KUALA LUMPUR: An independent urban design consultant says flash floods will continue to occur in the Klang Valley if people do not stop their irresponsible act of throwing rubbish into drains.
Ihsan Zainal Mokhtar, who runs a town planning consultancy firm, said poor attitudes like throwing rubbish into drains is one of the main causes of flash floods, which are a bane to city folks.
“A lot of the flash floods mainly are caused by this careless attitude of the public. You can actually see for yourself anywhere you go people would nonchalantly throw things into the drain,” he told Berita Daily today.
Recent flash floods caused by torrential rains have displaced thousands of people, especially in states like Kelantan, Terengganu, Perak, and Penang.
The Klang Valley is not spared the effects of heavy rains, which frequently resulted in flash floods in various parts of Kuala Lumpur.
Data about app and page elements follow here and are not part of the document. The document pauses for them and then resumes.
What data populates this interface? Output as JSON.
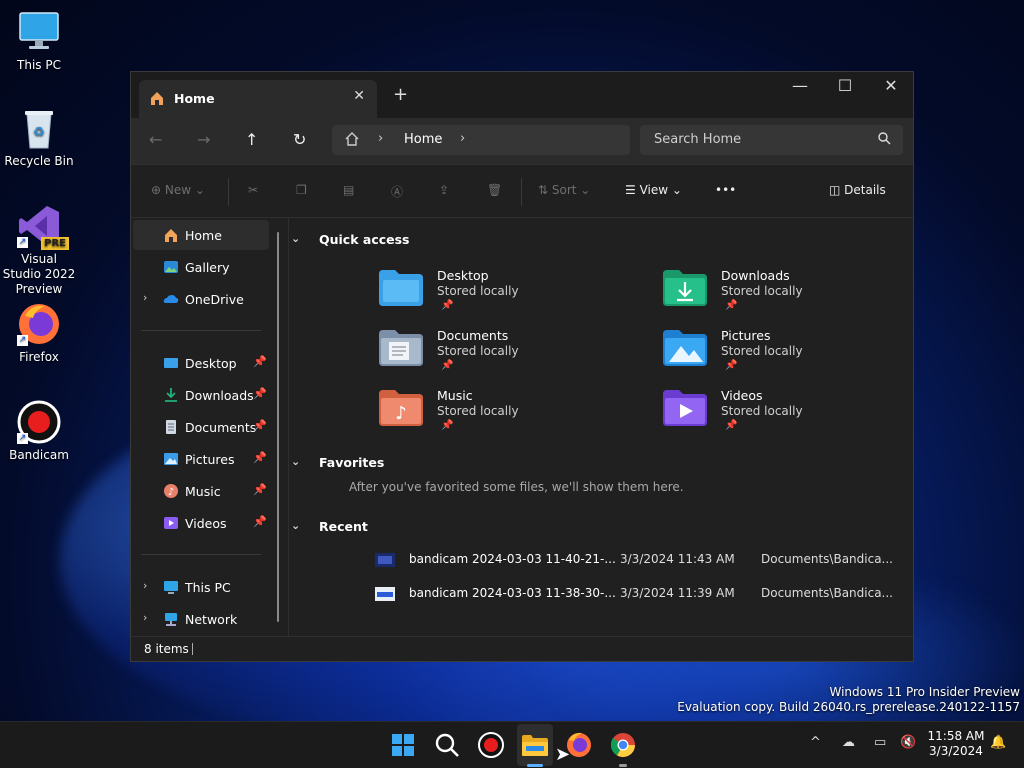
{
  "desktop": {
    "icons": [
      {
        "label": "This PC",
        "icon": "monitor-icon"
      },
      {
        "label": "Recycle Bin",
        "icon": "recycle-bin-icon"
      },
      {
        "label": "Visual Studio 2022 Preview",
        "badge": "PRE",
        "icon": "visual-studio-icon"
      },
      {
        "label": "Firefox",
        "icon": "firefox-icon"
      },
      {
        "label": "Bandicam",
        "icon": "bandicam-icon"
      }
    ],
    "watermark": {
      "line1": "Windows 11 Pro Insider Preview",
      "line2": "Evaluation copy. Build 26040.rs_prerelease.240122-1157"
    }
  },
  "explorer": {
    "tab": {
      "title": "Home",
      "close": "✕",
      "new_tab": "+"
    },
    "window_controls": {
      "minimize": "—",
      "maximize": "☐",
      "close": "✕"
    },
    "address": {
      "location": "Home",
      "separator": "›"
    },
    "search": {
      "placeholder": "Search Home"
    },
    "commands": {
      "new": "New",
      "sort": "Sort",
      "view": "View",
      "more": "•••",
      "details": "Details"
    },
    "sidebar": {
      "top": [
        {
          "label": "Home",
          "icon": "home-icon",
          "selected": true
        },
        {
          "label": "Gallery",
          "icon": "gallery-icon"
        },
        {
          "label": "OneDrive",
          "icon": "onedrive-icon",
          "expandable": true
        }
      ],
      "pinned": [
        {
          "label": "Desktop",
          "icon": "desktop-folder-icon"
        },
        {
          "label": "Downloads",
          "icon": "downloads-icon"
        },
        {
          "label": "Documents",
          "icon": "documents-icon"
        },
        {
          "label": "Pictures",
          "icon": "pictures-icon"
        },
        {
          "label": "Music",
          "icon": "music-icon"
        },
        {
          "label": "Videos",
          "icon": "videos-icon"
        }
      ],
      "bottom": [
        {
          "label": "This PC",
          "icon": "this-pc-icon"
        },
        {
          "label": "Network",
          "icon": "network-icon"
        }
      ]
    },
    "quick_access": {
      "heading": "Quick access",
      "items": [
        {
          "name": "Desktop",
          "status": "Stored locally",
          "color": "#3aa0e8"
        },
        {
          "name": "Downloads",
          "status": "Stored locally",
          "color": "#21b07a"
        },
        {
          "name": "Documents",
          "status": "Stored locally",
          "color": "#8fa3bd"
        },
        {
          "name": "Pictures",
          "status": "Stored locally",
          "color": "#3a9ce8"
        },
        {
          "name": "Music",
          "status": "Stored locally",
          "color": "#e8806a"
        },
        {
          "name": "Videos",
          "status": "Stored locally",
          "color": "#8a5cf0"
        }
      ]
    },
    "favorites": {
      "heading": "Favorites",
      "empty_text": "After you've favorited some files, we'll show them here."
    },
    "recent": {
      "heading": "Recent",
      "rows": [
        {
          "name": "bandicam 2024-03-03 11-40-21-...",
          "date": "3/3/2024 11:43 AM",
          "path": "Documents\\Bandica..."
        },
        {
          "name": "bandicam 2024-03-03 11-38-30-...",
          "date": "3/3/2024 11:39 AM",
          "path": "Documents\\Bandica..."
        }
      ]
    },
    "status": {
      "items": "8 items"
    }
  },
  "taskbar": {
    "clock": {
      "time": "11:58 AM",
      "date": "3/3/2024"
    },
    "tray_expand": "^"
  }
}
One of the badly hit areas was a stretch along Jalan Pandan Indah in Pandan Indah.
The New Straits Times daily recently reported that Pandan Indah residents were frustrated over the frequent flash floods in their area.
The report also said the floodwater was more than a metre high every time it rained because the poor drainage system could not properly channel water into the nearby Sungai Kerayong.
Ihsan, who is president of the Malaysian Institute of Planners (MIP), said proper designs to provide for balanced development were also essential to prevent flash floods.
Every new development is required to adhere to standards and guidelines set by the Drainage and Irrigation Department (JPS), he added.
“That is why new towns should have more greens as the water from rainfall will be naturally absorbed into the ground. Pavements that are covered in concrete cannot absorb storm water as fast as the ground can,” he said.
Ihsan also suggested that Malaysia emulate Denmark’s practice of diversifying developments around an area to create a sustainable city.
“Like in Copenhagen, Denmark, implementation of a multi-use development is a norm, including transforming pathways into a water retention line when heavy rains fall,” added Ihsan.